## Material to process
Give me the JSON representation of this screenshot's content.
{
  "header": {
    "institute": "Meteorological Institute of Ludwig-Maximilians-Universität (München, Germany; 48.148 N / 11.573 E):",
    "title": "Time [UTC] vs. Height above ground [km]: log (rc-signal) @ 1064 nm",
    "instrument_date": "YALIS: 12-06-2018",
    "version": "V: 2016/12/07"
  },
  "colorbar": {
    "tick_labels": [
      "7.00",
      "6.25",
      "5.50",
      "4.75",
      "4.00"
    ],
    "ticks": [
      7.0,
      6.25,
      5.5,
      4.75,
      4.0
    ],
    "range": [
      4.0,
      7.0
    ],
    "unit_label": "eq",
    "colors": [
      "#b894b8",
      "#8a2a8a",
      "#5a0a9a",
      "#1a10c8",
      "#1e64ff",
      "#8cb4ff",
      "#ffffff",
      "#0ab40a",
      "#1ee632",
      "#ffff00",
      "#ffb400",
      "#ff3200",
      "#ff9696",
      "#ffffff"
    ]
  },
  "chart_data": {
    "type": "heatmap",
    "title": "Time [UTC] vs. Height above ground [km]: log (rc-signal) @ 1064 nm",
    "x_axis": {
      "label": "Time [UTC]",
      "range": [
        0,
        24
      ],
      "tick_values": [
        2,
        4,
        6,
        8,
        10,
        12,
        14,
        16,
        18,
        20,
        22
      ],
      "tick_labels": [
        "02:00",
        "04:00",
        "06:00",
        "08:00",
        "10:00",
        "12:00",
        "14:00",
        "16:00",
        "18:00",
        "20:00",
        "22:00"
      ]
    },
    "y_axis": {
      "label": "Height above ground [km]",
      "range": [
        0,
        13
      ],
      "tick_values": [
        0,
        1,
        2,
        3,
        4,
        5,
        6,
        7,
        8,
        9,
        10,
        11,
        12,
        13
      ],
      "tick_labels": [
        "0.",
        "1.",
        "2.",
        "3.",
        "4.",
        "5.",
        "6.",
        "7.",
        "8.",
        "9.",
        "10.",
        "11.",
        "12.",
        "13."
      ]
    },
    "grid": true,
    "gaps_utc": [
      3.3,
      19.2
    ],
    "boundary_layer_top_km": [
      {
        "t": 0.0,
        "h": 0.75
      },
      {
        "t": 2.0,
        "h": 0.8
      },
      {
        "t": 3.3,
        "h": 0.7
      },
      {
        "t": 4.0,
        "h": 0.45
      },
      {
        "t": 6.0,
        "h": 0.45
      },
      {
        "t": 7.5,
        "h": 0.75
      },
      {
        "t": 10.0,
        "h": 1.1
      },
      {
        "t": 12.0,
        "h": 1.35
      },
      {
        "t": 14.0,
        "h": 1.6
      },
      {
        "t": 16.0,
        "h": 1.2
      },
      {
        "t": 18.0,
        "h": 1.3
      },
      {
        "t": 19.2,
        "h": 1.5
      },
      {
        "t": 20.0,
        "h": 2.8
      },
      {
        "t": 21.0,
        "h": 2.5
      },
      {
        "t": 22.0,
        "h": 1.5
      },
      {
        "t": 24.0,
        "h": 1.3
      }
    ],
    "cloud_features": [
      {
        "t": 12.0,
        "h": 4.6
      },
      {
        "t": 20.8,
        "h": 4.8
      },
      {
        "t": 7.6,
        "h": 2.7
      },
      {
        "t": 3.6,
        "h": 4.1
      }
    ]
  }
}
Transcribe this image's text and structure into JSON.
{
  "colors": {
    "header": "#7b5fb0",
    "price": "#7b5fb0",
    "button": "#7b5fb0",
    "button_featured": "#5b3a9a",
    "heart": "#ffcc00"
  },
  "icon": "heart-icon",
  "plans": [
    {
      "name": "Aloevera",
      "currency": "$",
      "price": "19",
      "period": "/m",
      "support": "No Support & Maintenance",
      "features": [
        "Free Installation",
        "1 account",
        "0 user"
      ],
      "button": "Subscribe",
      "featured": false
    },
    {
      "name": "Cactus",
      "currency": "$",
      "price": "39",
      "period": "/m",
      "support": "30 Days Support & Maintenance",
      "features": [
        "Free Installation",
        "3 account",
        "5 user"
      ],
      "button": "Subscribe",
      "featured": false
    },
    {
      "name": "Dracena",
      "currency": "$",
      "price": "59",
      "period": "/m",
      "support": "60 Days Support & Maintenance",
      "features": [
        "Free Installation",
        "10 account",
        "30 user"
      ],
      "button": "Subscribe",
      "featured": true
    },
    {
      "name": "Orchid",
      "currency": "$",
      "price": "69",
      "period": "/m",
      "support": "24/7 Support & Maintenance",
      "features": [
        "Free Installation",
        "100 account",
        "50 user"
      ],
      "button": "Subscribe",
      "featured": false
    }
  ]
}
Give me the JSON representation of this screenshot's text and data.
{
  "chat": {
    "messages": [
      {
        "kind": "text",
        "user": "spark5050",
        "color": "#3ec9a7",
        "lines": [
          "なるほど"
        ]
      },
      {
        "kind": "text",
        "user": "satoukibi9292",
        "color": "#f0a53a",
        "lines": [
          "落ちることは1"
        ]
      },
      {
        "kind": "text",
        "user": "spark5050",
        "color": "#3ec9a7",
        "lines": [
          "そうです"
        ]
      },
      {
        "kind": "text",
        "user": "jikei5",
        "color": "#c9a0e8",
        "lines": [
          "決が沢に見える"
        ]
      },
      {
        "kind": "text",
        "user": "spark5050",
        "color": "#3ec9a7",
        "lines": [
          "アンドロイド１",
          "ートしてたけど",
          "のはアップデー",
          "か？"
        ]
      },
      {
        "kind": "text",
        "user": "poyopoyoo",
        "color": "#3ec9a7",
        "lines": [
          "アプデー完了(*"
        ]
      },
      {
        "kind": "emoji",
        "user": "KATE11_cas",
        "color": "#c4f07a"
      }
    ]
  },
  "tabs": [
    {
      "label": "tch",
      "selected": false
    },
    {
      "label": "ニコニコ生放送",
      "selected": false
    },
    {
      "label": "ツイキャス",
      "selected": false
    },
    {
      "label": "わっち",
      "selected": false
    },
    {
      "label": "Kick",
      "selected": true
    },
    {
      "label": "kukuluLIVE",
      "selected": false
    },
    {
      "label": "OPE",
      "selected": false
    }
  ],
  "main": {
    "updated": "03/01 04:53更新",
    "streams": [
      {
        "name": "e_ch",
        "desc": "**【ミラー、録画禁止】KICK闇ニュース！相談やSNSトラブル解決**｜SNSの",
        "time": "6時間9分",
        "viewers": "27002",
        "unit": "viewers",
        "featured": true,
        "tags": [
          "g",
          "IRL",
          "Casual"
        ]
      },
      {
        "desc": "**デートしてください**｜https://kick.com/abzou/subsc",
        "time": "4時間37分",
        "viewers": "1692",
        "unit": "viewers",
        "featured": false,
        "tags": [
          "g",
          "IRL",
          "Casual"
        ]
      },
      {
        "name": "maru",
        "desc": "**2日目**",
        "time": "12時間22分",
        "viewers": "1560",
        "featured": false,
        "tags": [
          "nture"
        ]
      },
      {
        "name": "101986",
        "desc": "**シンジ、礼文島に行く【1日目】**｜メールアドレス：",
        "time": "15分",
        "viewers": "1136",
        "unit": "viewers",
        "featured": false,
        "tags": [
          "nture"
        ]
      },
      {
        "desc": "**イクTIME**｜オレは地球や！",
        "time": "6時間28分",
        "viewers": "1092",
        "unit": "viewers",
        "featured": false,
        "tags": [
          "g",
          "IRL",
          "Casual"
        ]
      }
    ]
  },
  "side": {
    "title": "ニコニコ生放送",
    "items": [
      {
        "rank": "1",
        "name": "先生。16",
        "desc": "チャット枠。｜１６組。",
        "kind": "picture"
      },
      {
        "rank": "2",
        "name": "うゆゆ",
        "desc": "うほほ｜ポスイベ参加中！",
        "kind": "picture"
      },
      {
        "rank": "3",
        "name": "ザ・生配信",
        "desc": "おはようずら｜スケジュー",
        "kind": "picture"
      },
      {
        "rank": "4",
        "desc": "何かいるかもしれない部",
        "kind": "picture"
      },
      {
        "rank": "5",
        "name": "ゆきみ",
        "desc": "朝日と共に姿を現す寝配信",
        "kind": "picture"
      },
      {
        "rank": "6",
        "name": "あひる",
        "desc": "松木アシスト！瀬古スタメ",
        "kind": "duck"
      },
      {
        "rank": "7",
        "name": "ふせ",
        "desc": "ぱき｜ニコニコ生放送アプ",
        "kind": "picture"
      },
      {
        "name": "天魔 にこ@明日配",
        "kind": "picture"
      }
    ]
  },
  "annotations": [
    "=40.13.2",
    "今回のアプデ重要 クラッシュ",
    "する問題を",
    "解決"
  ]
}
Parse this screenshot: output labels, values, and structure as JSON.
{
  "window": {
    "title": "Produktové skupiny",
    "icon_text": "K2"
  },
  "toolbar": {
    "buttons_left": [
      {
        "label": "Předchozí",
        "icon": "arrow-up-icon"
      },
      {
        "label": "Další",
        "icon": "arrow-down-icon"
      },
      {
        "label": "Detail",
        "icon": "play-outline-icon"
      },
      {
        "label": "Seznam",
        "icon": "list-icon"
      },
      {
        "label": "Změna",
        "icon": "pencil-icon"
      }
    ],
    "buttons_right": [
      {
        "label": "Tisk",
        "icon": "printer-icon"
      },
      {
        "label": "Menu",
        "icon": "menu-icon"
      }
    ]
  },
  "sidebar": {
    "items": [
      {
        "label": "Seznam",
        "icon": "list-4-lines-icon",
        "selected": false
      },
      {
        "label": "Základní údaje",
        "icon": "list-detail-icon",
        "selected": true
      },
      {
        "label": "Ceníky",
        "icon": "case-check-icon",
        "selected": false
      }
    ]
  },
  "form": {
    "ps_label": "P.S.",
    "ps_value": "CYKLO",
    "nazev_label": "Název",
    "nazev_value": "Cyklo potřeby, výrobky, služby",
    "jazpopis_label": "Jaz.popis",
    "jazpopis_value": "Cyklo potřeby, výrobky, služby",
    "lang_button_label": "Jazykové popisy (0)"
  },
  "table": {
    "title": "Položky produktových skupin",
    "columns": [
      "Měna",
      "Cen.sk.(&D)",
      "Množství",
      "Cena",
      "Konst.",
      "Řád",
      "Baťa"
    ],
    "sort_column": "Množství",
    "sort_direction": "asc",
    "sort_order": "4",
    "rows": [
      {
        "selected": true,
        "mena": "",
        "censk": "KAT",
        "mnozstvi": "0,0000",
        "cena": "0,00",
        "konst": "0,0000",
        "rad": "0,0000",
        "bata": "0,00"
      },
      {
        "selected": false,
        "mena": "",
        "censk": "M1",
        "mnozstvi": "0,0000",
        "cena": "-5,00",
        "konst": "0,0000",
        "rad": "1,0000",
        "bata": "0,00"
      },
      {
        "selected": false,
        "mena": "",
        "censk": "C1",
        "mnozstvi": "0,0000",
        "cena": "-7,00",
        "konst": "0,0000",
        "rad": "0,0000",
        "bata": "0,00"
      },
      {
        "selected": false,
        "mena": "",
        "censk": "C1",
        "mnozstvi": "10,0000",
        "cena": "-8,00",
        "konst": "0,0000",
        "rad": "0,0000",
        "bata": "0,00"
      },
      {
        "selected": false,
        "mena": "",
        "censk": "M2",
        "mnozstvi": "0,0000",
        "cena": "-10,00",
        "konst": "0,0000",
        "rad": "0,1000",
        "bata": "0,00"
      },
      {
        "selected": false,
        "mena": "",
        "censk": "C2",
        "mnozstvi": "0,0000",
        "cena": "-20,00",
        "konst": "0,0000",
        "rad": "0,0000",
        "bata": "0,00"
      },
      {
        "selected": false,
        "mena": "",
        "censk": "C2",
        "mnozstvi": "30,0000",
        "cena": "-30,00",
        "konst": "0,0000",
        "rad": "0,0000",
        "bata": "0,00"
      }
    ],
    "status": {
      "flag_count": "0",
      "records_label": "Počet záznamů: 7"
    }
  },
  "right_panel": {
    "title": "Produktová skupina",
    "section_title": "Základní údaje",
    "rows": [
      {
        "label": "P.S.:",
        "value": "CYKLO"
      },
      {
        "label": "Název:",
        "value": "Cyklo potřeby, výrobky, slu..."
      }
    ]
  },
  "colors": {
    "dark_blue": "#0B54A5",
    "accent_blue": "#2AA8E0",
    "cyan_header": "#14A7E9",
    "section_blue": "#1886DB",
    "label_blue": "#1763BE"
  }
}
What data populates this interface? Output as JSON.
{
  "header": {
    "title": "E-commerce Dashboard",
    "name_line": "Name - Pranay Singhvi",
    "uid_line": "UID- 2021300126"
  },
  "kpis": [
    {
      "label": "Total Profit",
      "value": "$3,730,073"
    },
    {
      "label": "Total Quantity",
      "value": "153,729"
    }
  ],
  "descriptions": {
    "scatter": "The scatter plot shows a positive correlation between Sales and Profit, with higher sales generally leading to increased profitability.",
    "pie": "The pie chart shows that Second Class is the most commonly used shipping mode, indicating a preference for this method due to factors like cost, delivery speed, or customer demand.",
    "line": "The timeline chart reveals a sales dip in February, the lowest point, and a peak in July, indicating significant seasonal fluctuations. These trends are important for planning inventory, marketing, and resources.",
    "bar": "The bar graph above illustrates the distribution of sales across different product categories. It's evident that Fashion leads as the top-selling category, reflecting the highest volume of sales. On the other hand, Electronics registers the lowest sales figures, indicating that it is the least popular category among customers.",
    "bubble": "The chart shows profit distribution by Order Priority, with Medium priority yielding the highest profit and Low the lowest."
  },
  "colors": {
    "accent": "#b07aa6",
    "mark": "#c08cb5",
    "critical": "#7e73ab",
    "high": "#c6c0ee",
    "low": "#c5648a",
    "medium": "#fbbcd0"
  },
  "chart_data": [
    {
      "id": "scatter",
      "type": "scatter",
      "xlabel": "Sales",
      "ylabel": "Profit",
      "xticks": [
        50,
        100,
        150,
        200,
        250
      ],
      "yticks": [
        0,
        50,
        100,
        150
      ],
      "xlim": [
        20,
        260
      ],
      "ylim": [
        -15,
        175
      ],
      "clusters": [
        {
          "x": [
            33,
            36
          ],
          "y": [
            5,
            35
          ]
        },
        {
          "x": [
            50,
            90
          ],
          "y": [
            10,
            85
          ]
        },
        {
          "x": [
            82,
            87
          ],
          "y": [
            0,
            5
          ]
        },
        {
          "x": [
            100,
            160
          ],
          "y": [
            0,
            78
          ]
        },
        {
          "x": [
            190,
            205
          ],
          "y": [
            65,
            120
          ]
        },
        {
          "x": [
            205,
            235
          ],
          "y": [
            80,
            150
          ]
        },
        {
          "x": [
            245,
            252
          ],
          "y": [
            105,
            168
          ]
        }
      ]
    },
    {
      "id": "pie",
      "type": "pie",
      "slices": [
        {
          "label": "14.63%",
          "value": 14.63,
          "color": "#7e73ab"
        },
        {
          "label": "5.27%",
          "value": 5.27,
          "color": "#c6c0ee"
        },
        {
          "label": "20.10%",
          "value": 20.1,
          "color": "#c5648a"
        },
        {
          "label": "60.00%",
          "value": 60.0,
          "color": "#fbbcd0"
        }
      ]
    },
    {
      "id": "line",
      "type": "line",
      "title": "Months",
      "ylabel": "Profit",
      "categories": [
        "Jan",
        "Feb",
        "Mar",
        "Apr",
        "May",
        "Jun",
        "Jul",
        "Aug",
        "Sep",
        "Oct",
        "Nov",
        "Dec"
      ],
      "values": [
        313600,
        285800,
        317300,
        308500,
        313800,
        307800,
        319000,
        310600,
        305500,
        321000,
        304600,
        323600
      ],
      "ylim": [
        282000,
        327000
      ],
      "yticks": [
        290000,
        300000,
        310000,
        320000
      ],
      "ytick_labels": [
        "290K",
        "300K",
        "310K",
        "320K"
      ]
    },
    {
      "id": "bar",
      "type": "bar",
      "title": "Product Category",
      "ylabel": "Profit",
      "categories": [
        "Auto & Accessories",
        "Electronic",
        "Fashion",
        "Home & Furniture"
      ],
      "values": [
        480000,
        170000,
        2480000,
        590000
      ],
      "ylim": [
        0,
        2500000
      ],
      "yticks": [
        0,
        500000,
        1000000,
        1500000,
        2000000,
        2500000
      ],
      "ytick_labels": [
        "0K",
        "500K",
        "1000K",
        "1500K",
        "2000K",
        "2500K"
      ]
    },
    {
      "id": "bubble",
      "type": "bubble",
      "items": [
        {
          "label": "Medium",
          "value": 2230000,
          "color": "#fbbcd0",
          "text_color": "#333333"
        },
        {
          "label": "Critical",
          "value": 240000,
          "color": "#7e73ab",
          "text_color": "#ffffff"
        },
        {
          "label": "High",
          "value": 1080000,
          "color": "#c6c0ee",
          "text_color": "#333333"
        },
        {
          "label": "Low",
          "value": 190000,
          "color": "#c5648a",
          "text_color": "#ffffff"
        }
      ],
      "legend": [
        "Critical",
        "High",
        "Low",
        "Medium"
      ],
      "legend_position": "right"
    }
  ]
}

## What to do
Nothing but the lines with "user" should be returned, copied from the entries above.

## Solution
        "0 user"
        "5 user"
        "30 user"
        "50 user"
        "user": "spark5050",
        "user": "satoukibi9292",
        "user": "spark5050",
        "user": "jikei5",
        "user": "spark5050",
        "user": "poyopoyoo",
        "user": "KATE11_cas",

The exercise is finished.